We are still in the early innings for the frac sand producers. Over the past year SLCA is up 37%. HCLP has done better with a 103% return. EMES has only been trading for 10 months and is up 177%. When EOG started developing its well design no one knew how it would affect the industry. Not only has it produced some of the best unconventional wells in the United States, but also is reshaping the industry. We know for a fact that this design increases production by at least 30%. Besides EOG, only a few operators have used this design, none of which have used it as its main completion method.
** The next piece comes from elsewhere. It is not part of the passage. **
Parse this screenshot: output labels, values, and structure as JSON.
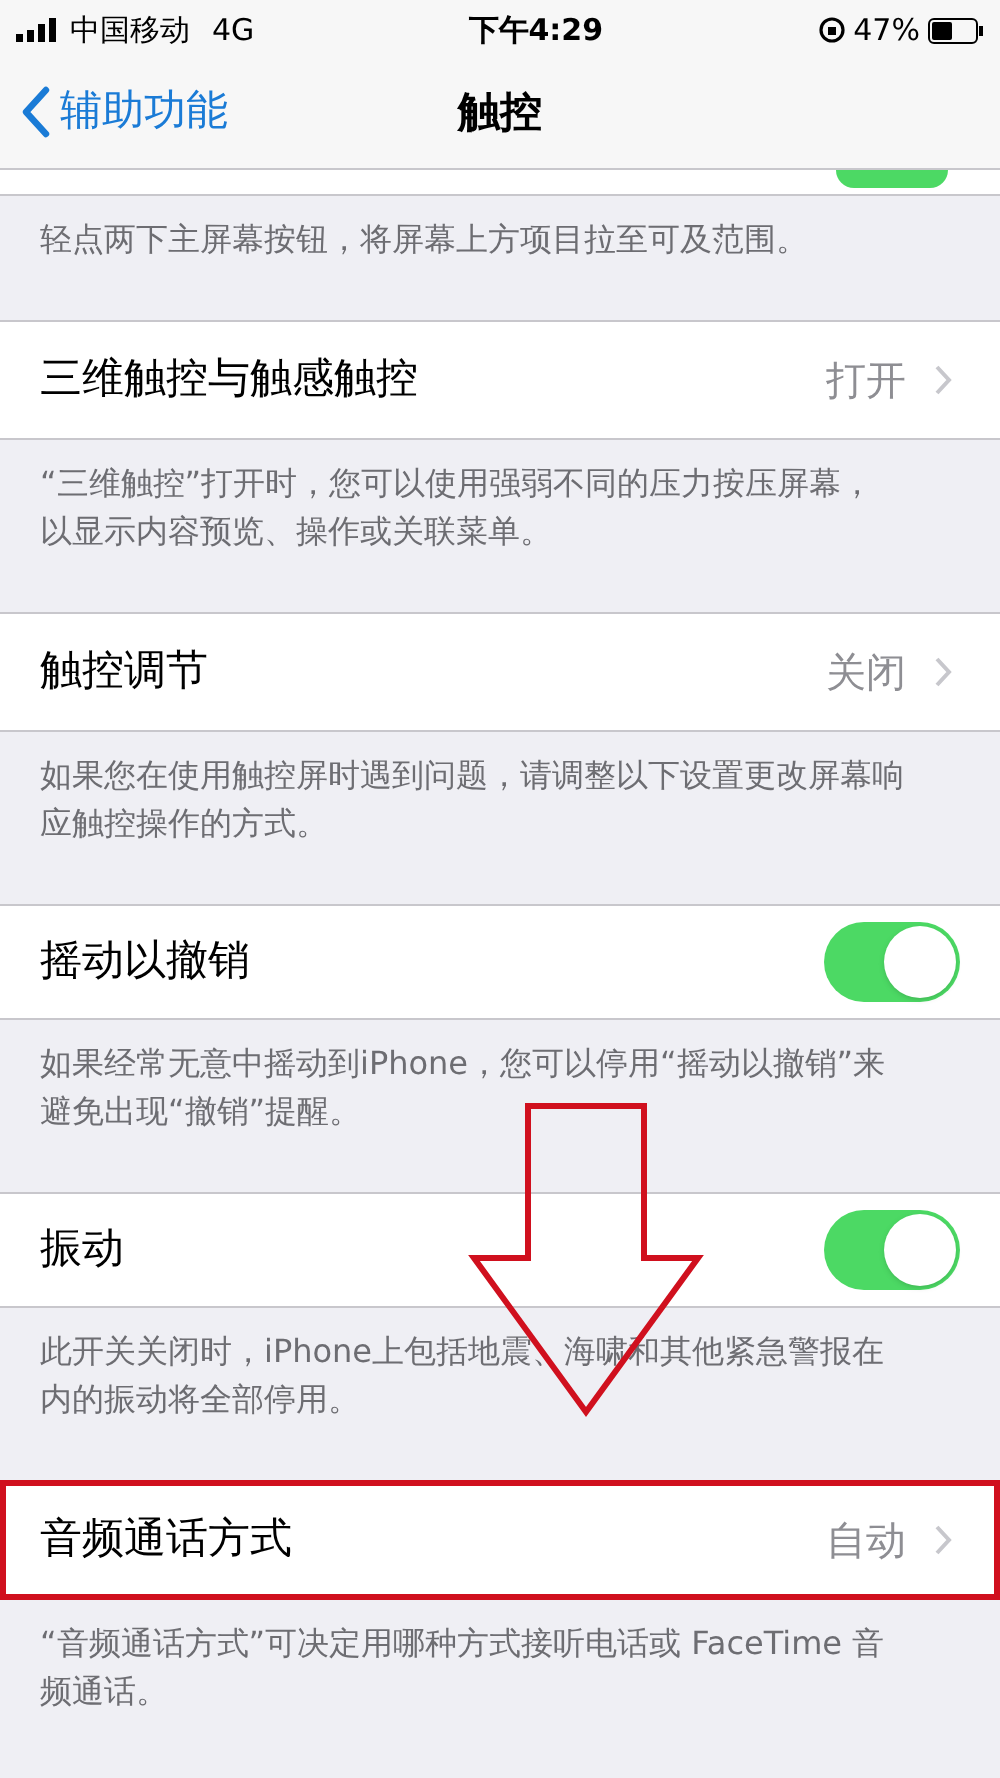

Whiting was the first to adopt EOG's design and comment on the results. The new sand heavy frac design improved IP rates 33% in Hidden Bench, 41% in Sanish Field, and 116% in Missouri Breaks. Whiting also found this well design improved 180-day returns by over 10000 Boe. As other operators adopt this well design, we will see even better returns for the frac sand producers.

(Source: Hi-Crush Partners)

The past couple of quarters have been bearish US Silica as it has failed to impress. Revenues and EPS came in around expectations, so there were no downside surprises. Neither was there anything real bullish. Margins tightened significantly, and this could be an issue if Silica cannot stabilize pricing. I believe demand will catch up to supply in the second half of the year and push these names higher. I wouldn't expect 1Q14 to be much different from 4Q13, and I hope we get a pullback. I would look to start a position around $30/share. Margins in Q1 will improve slightly as we see pricing improve in March as weather improves. SLCA has made an important change to how it views customer pricing. While in 2013, SLCA was very accommodative, and at times would sell additional volumes over and above current contracts at lower prices. Now that the market is beginning to tighten, it looks to be taking a different approach. I believe 2014 margins will improve including 100 mesh. Not only will better logistics decrease costs, but also provides an advantage over its competitors. It is able to store sand on site, decreasing wait times for customers. It is important to note that frac sand price increases are inevitable. Operators are seeing big improvements using this sand heavy design. Whiting has seen IP rates double in some cases, while EOG has used this design to model the second best well of all time in the Bakken. When other operators start using cement casings and multiple perf clusters per stage, frac sand pricing could go parabolic.

Disclosure: I am long SLCA. I wrote this article myself, and it expresses my own opinions. I am not receiving compensation for it (other than from Seeking Alpha). I have no business relationship with any company whose stock is mentioned in this article.

Additional disclosure: This is not a buy recommendation. The projections or other information regarding the likelihood of various investment outcomes are hypothetical in nature, are not guaranteed for accuracy or completeness, do not reflect actual investment results, do not take into consideration commissions, margin interest and other costs, and are not guarantees of future results. All investments involve risk, losses may exceed the principal invested, and the past performance of a security, industry, sector, market or financial product does not guarantee future results or returns. For more articles like this check out our website at shaleexperts.com. Fracwater Solutions L.L.C. engages in industrial water solutions for oil and gas companies in North Dakota. This includes constructing water depots, pipelines and disposal wells. It also provides contracting services for all types of construction at well sites. Other services include soil remediation. Please contact me via email if you are interested in working with us. For more of my articles and other pertinent information on the oil and gas sector, go to shaleexperts.com.